Iowa Senator Chuck Grassley, is pushing the Centers for Medicare & Medicaid Services to look into what it would take to force hospital accrediting agencies to publicly disclose their inspection reports.
In his letter (PDF) to CMS, Grassley, R-Iowa, chairman of the Senate Judiciary Committee, asked about what statutory changes would be necessary to require accreditors to make their inspection reports public. His letter was sent in the wake of a recent Wall Street Journal report that revealed the Joint Commission often fails to revoke accreditation even when it discovers serious patient safety violations.
CMS actually proposed a similar regulation in April but withdrew it last month because federal law prohibits the agency from publicly disclosing the results of the accreditation inspection reports. Although the proposal required accreditors to release the reports, CMS didn’t want it to appear as if it was “attempting to circumvent” the law.

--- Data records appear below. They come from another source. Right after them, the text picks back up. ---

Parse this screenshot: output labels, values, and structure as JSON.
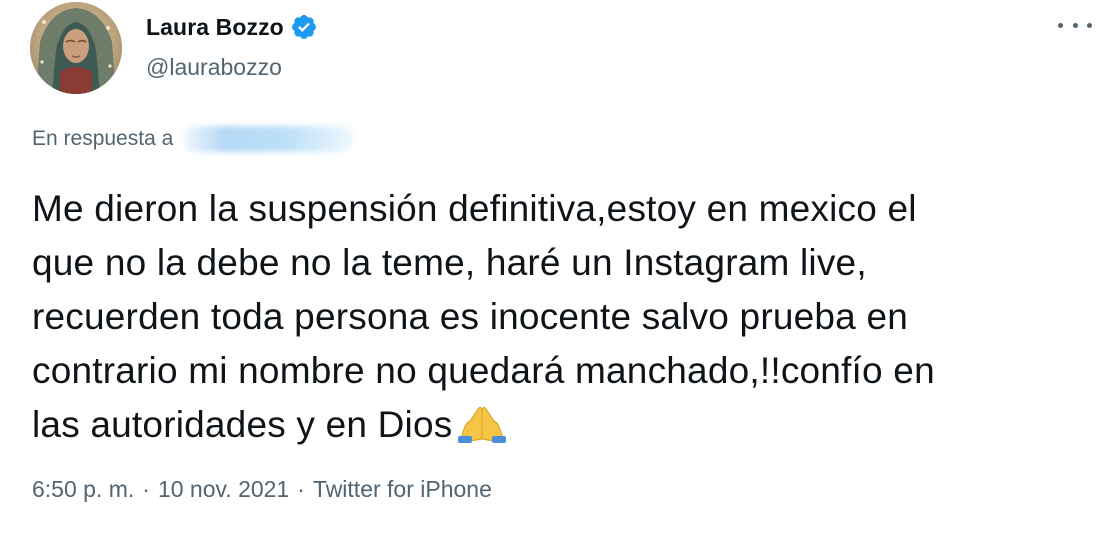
{
  "author": {
    "display_name": "Laura Bozzo",
    "handle": "@laurabozzo",
    "verified": true,
    "avatar_icon": "avatar-image"
  },
  "reply": {
    "prefix": "En respuesta a"
  },
  "tweet": {
    "lines": [
      "Me dieron la suspensión definitiva,estoy en mexico el",
      "que no la debe no la teme, haré un Instagram live,",
      "recuerden toda persona es inocente salvo prueba en",
      "contrario mi nombre no quedará manchado,!!confío en",
      "las autoridades y en Dios"
    ],
    "emoji": "folded-hands"
  },
  "meta": {
    "time": "6:50 p. m.",
    "separator": "·",
    "date": "10 nov. 2021",
    "source": "Twitter for iPhone"
  },
  "colors": {
    "text_primary": "#0f1419",
    "text_secondary": "#536471",
    "verified_badge": "#1d9bf0"
  }
}
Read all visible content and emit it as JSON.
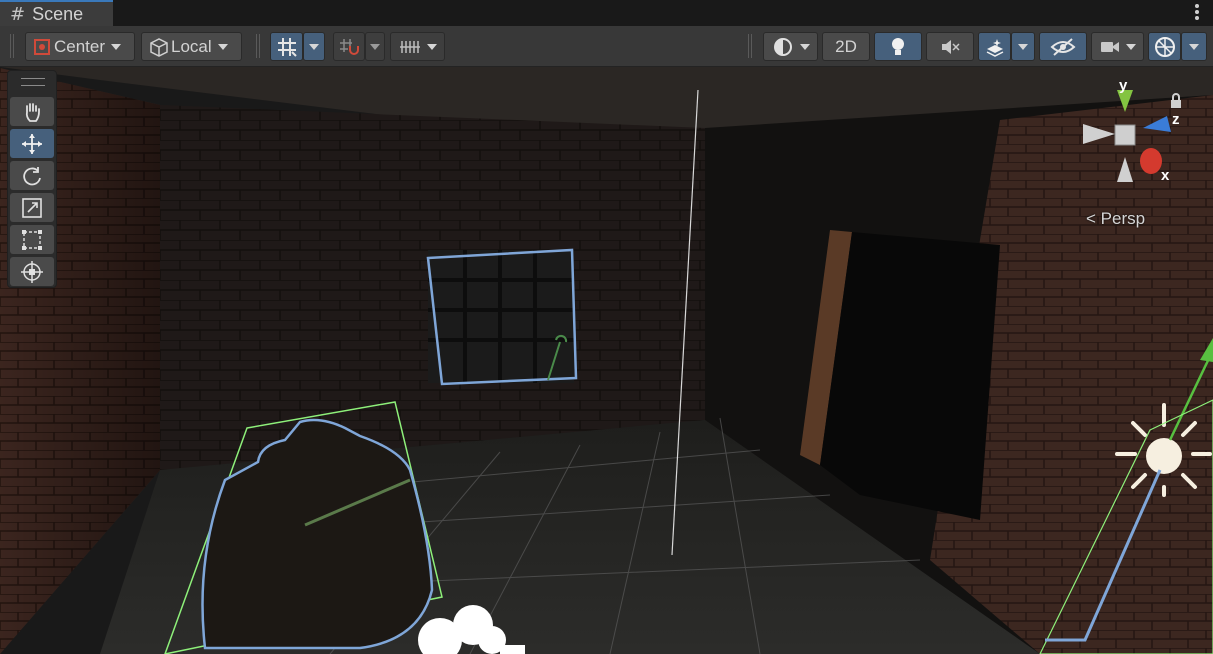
{
  "tab": {
    "title": "Scene",
    "icon": "hash-icon"
  },
  "toolbar": {
    "pivot_label": "Center",
    "space_label": "Local",
    "mode_2d_label": "2D"
  },
  "viewport": {
    "projection_label": "Persp",
    "axis_y": "y",
    "axis_z": "z",
    "axis_x": "x"
  },
  "tools": [
    {
      "name": "hand-tool",
      "icon": "hand-icon"
    },
    {
      "name": "move-tool",
      "icon": "move-icon",
      "active": true
    },
    {
      "name": "rotate-tool",
      "icon": "rotate-icon"
    },
    {
      "name": "scale-tool",
      "icon": "scale-icon"
    },
    {
      "name": "rect-tool",
      "icon": "rect-icon"
    },
    {
      "name": "transform-tool",
      "icon": "transform-icon"
    }
  ],
  "colors": {
    "accent": "#46607c",
    "tab_highlight": "#3a79bb",
    "selection_outline": "#7fa6d8",
    "bounds": "#8ef07a"
  }
}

In his letter to CMS Administrator Seema Verna, Grassley brought up the Wall Street Journal report that gave examples of the Joint Commission’s failure to hold hospitals accountable for safety violations.
“The Joint Commission appears to be unable to aggressively enforce the necessary standards on all facilities," he wrote, noting that the newspaper reported 30 incidents in which hospitals retained their full accreditation even though CMS deemed the violations so significant they were likely to cause a risk of serious patient injury or death.
“Making facility inspections reports public may go a long way to providing the necessary additional information for patients and their families to make informed decisions about where to seek care,” he wrote.
Grassley asked for a CMS response by Oct. 2.
Joint Commission spokeswoman Elizabeth Eaken Zhani told FierceHealthcare on Wednesday that the accreditor ”steadfastly supports putting valid, useful data on quality of care in the hands of the public” and has been doing just that for more than 20 years.
“We and others continue to support dialogue between government and federal stakeholders and accreditation organizations to identify a more effective strategy for educating the public while ensuring necessary confidentiality for healthcare quality improvement,” she said. “This balance between disclosure and confidentiality is a foundation of accreditation and quality improvement not only in healthcare but in nearly all other industries.”